I love how Terry Pitts, the writer on the blog Vertigo, writes about time:
The cinematic version of time passing, which often shows a succession of calendar pages disappearing off the screen, blown away by the breeze, was never how I understood time. For me, it’s the constant repetition, the endless mimetic motion of the hand up and down, left to right, the same gesture day after day after day. That feels like time.
In “Pandemic Time,” Terry mentions the art and calendar work of German artist Hanne Darboven. I love this description of the rise and fall of the continuous wavy lines on one of Darboven’s calendars from the early 1970s:
This line is repeated time after time, filling the allotted space.
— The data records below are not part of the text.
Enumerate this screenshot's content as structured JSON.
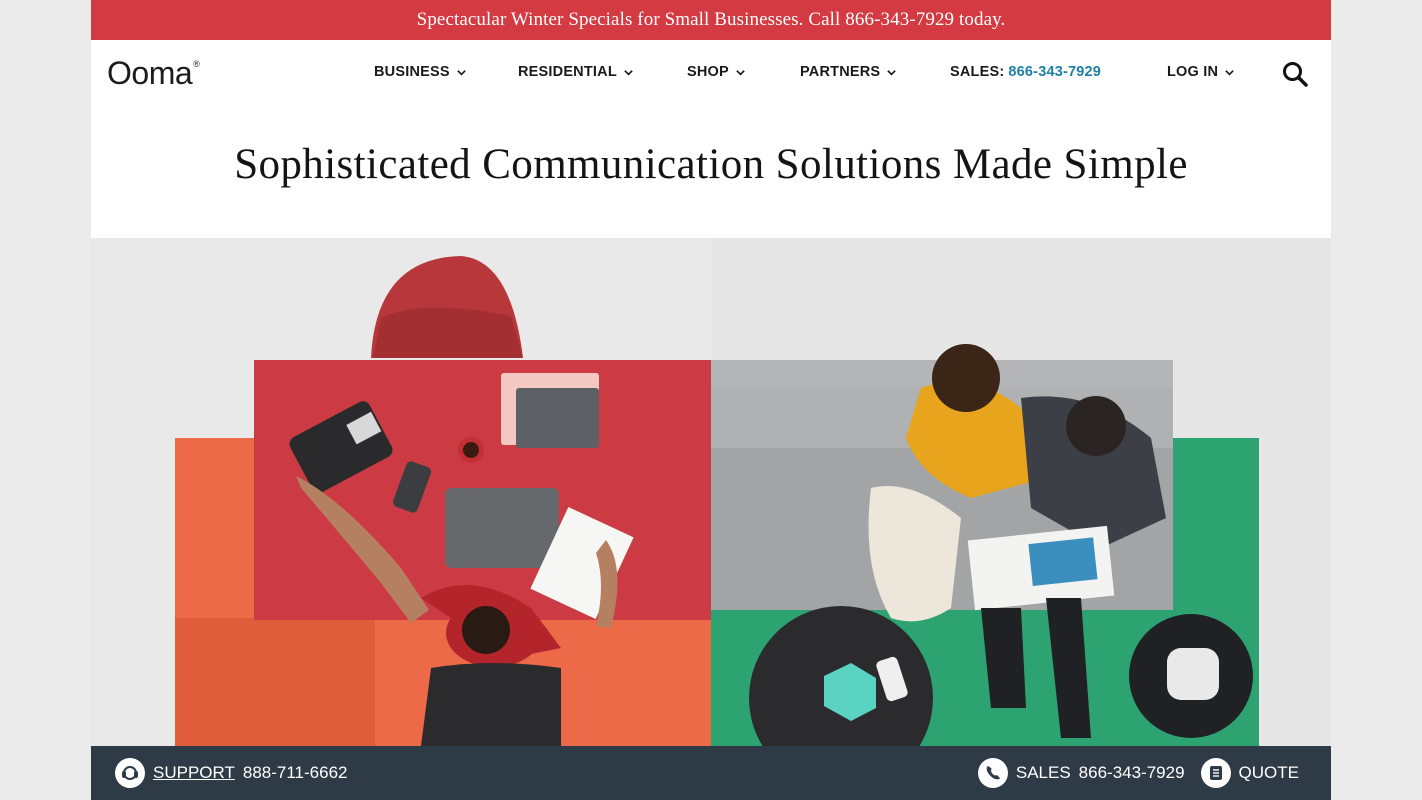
{
  "promo": {
    "text": "Spectacular Winter Specials for Small Businesses. Call 866-343-7929 today."
  },
  "header": {
    "logo": "Ooma",
    "logo_mark": "®",
    "nav": [
      {
        "label": "BUSINESS"
      },
      {
        "label": "RESIDENTIAL"
      },
      {
        "label": "SHOP"
      },
      {
        "label": "PARTNERS"
      }
    ],
    "sales_label": "SALES:",
    "sales_phone": "866-343-7929",
    "login_label": "LOG IN",
    "search_icon": "search-icon"
  },
  "hero": {
    "title": "Sophisticated Communication Solutions Made Simple",
    "image_icon": "hero-photo"
  },
  "footer_bar": {
    "support_label": "SUPPORT",
    "support_phone": "888-711-6662",
    "sales_label": "SALES",
    "sales_phone": "866-343-7929",
    "quote_label": "QUOTE"
  },
  "colors": {
    "promo_bg": "#d43a41",
    "accent_link": "#1f7fa6",
    "bottom_bar": "#2e3a46"
  }
}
It’s a recognition of the underlying sameness of every cycle of day and night, followed by another day and night.
I’m reminded of a tweet I read several weeks ago, before the Black Lives Matter protests began, from a mother who said the biggest challenge wasn’t the actual juggling of child care and full-time work, but the monotony of it all.
Doing the same day over and over, confined to the much smaller universe of my home.
Two months into our shelter-in-place, just before Mother’s Day, I finally broke down. Taking care of a nearly two-year-old is challenging, but it was the feeling of being stuck on a conveyor belt, all through the week, that really did it. I became numb, and then so heavy, that I snapped. I think of Phil in Groundhog Day and Nadia in Russian Doll. When did they crack the first time?
And then, sometime after, I broke down again.
I felt better afterward, both times.
I then wondered: at what point did Phil and Nadia get creative? When did they realize they could use their very own eternities to enjoy themselves, to learn things, to change course? How did they figure out they could break free from that cycle?
I would have probably broken free of that loop and started to find real productivity and inspiration in monotony. But then June came along, and it shattered the Groundhog Day-ness of it all.
As I follow the news, as I’ve finally given in to Twitter after years of being unplugged from its IV drip, as I read and watch and listen and cry and hope, I’m not sure what time looks like now. I no longer see the repetitive undulating patterns of Darboven’s calendar in my mind. It’s more like jagged lines on a heart monitor: ever-changing and unpredictable.